My introduction to Ong Muslim was her short story “The Pit,” in the uncanny fiction anthology Uncertainties, Vol 4 (editor Timothy J. Jarvis), from Swan River Press. It’s short, unsettling, and ambiguous. There is much for the reader to reconstruct between the lines–as is generally true of the type of fiction that shows up in the Uncertainties anthologies. It’s the kind of story that will work for some readers, and not for others. I was intrigued; I wanted to find more.
Ong Muslim writes on a variety of dark themes, with a mixture of horror, science fiction, weirdness, and allegory. Not all of her tales are necessarily “weird,” but there’s always at least a trace of the uncanny in her prose. In the last few years especially, much of her fiction has had a decidedly apocalyptic theme running through it, and a deep pessimism about human nature. I won’t lie; a lot of her stories are hard to read, at this time, in the present pandemic situation. But they’re beautiful.
Much of her work is available online, and here are some stories that I especially liked.

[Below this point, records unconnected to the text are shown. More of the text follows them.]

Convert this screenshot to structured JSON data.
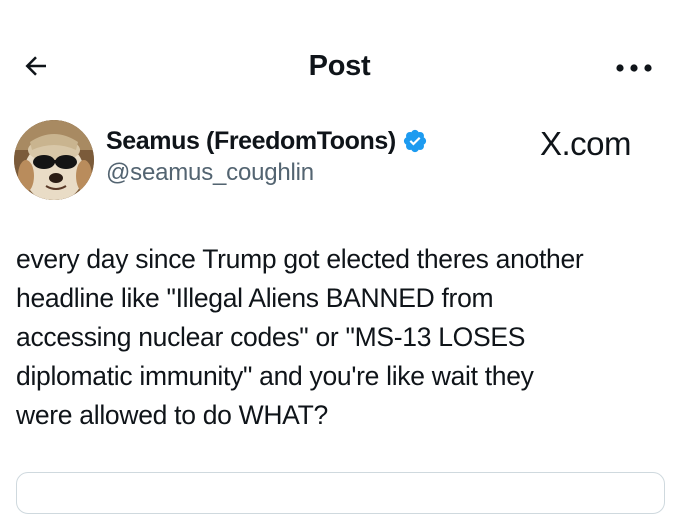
{
  "header": {
    "title": "Post",
    "back_icon": "arrow-left-icon",
    "more_icon": "more-horizontal-icon"
  },
  "author": {
    "display_name": "Seamus (FreedomToons)",
    "handle": "@seamus_coughlin",
    "verified": true,
    "avatar_icon": "dog-with-sunglasses-avatar"
  },
  "brand": {
    "label": "X.com"
  },
  "post": {
    "text": "every day since Trump got elected theres another\nheadline like \"Illegal Aliens BANNED from\naccessing nuclear codes\" or \"MS-13 LOSES\ndiplomatic immunity\" and you're like wait they\nwere allowed to do WHAT?"
  },
  "colors": {
    "text_primary": "#0f1419",
    "text_secondary": "#536471",
    "verified_blue": "#1d9bf0",
    "border": "#cfd9de"
  }
}
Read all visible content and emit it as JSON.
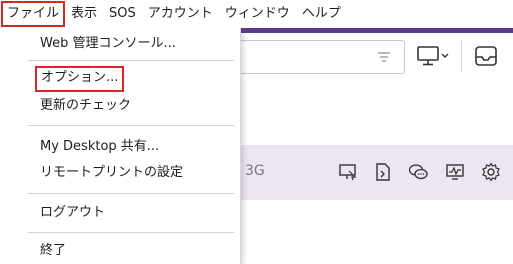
{
  "menubar": {
    "items": [
      "ファイル",
      "表示",
      "SOS",
      "アカウント",
      "ウィンドウ",
      "ヘルプ"
    ]
  },
  "file_menu": {
    "web_console": "Web 管理コンソール...",
    "options": "オプション...",
    "check_updates": "更新のチェック",
    "my_desktop_share": "My Desktop 共有...",
    "remote_print_settings": "リモートプリントの設定",
    "logout": "ログアウト",
    "exit": "終了"
  },
  "background": {
    "band_text": "3G"
  },
  "icons": {
    "filter": "filter-icon",
    "monitor": "monitor-icon",
    "inbox": "inbox-icon",
    "band_icons": [
      "remote-monitor-icon",
      "file-transfer-icon",
      "chat-icon",
      "system-info-icon",
      "settings-gear-icon"
    ]
  },
  "colors": {
    "accent_purple": "#5b3d86",
    "band_purple": "#ece6f2",
    "highlight_red": "#d92626"
  }
}
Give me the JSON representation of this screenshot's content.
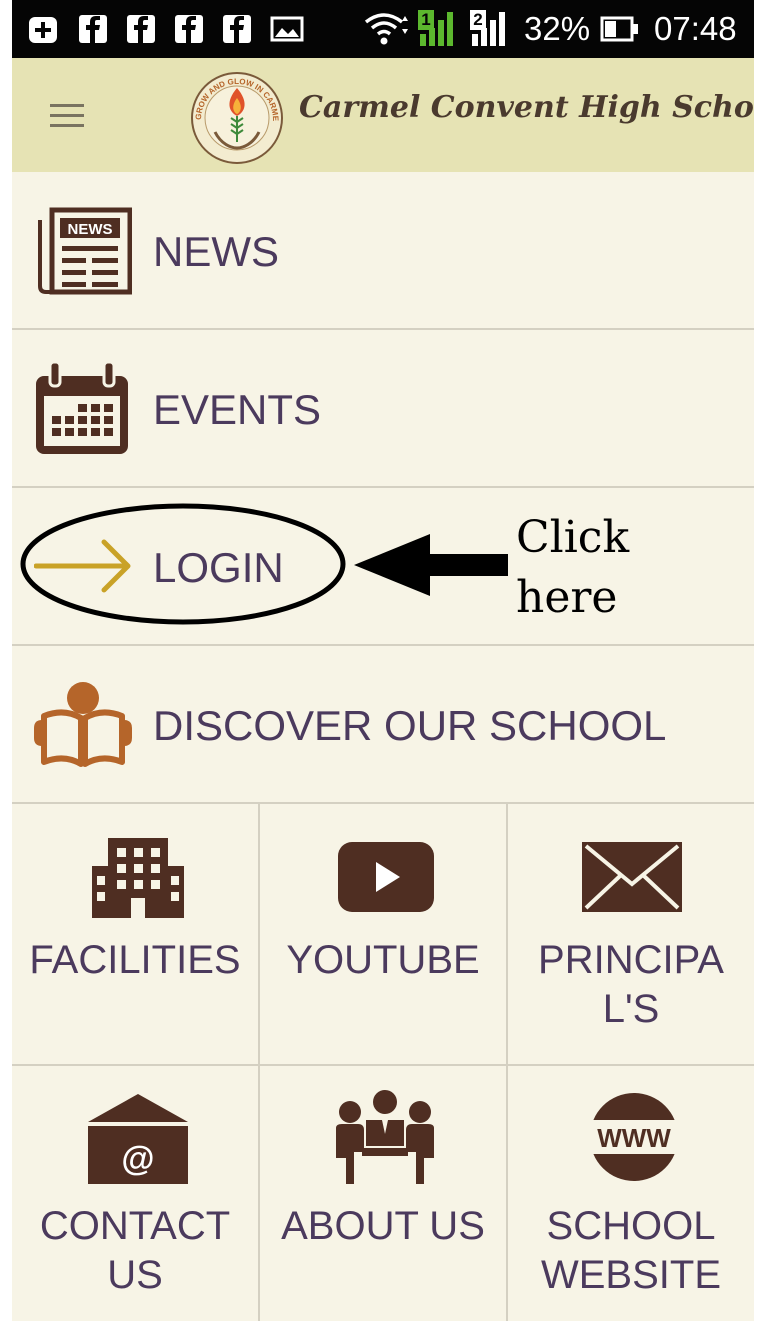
{
  "status_bar": {
    "battery": "32%",
    "time": "07:48",
    "notification_icons": [
      "plus-box-icon",
      "facebook-icon",
      "facebook-icon",
      "facebook-icon",
      "facebook-icon",
      "image-icon"
    ],
    "sim_labels": [
      "1",
      "2"
    ]
  },
  "app_bar": {
    "title": "Carmel Convent High School",
    "logo_motto": "GROW AND GLOW IN CARMEL"
  },
  "menu": {
    "items": [
      {
        "label": "NEWS",
        "icon": "newspaper-icon",
        "badge": "NEWS"
      },
      {
        "label": "EVENTS",
        "icon": "calendar-icon"
      },
      {
        "label": "LOGIN",
        "icon": "arrow-right-icon"
      },
      {
        "label": "DISCOVER OUR SCHOOL",
        "icon": "reading-book-icon"
      }
    ]
  },
  "grid": {
    "tiles": [
      {
        "label": "FACILITIES",
        "icon": "building-icon"
      },
      {
        "label": "YOUTUBE",
        "icon": "youtube-play-icon"
      },
      {
        "label": "PRINCIPAL'S",
        "icon": "envelope-icon"
      },
      {
        "label": "CONTACT US",
        "icon": "contact-envelope-icon",
        "symbol": "@"
      },
      {
        "label": "ABOUT US",
        "icon": "meeting-people-icon"
      },
      {
        "label": "SCHOOL WEBSITE",
        "icon": "www-globe-icon",
        "symbol": "WWW"
      }
    ]
  },
  "annotation": {
    "line1": "Click",
    "line2": "here"
  },
  "colors": {
    "background": "#f7f4e6",
    "app_bar": "#e6e3b4",
    "text": "#4b3a5d",
    "icon_brown": "#4f2e22",
    "icon_orange": "#b5652a",
    "login_arrow": "#c9a227",
    "divider": "#d4d0c2"
  }
}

This is more links than I usually share, but many of these, even the “longer” ones, are quite short. The longer pieces are in roughly chronological order.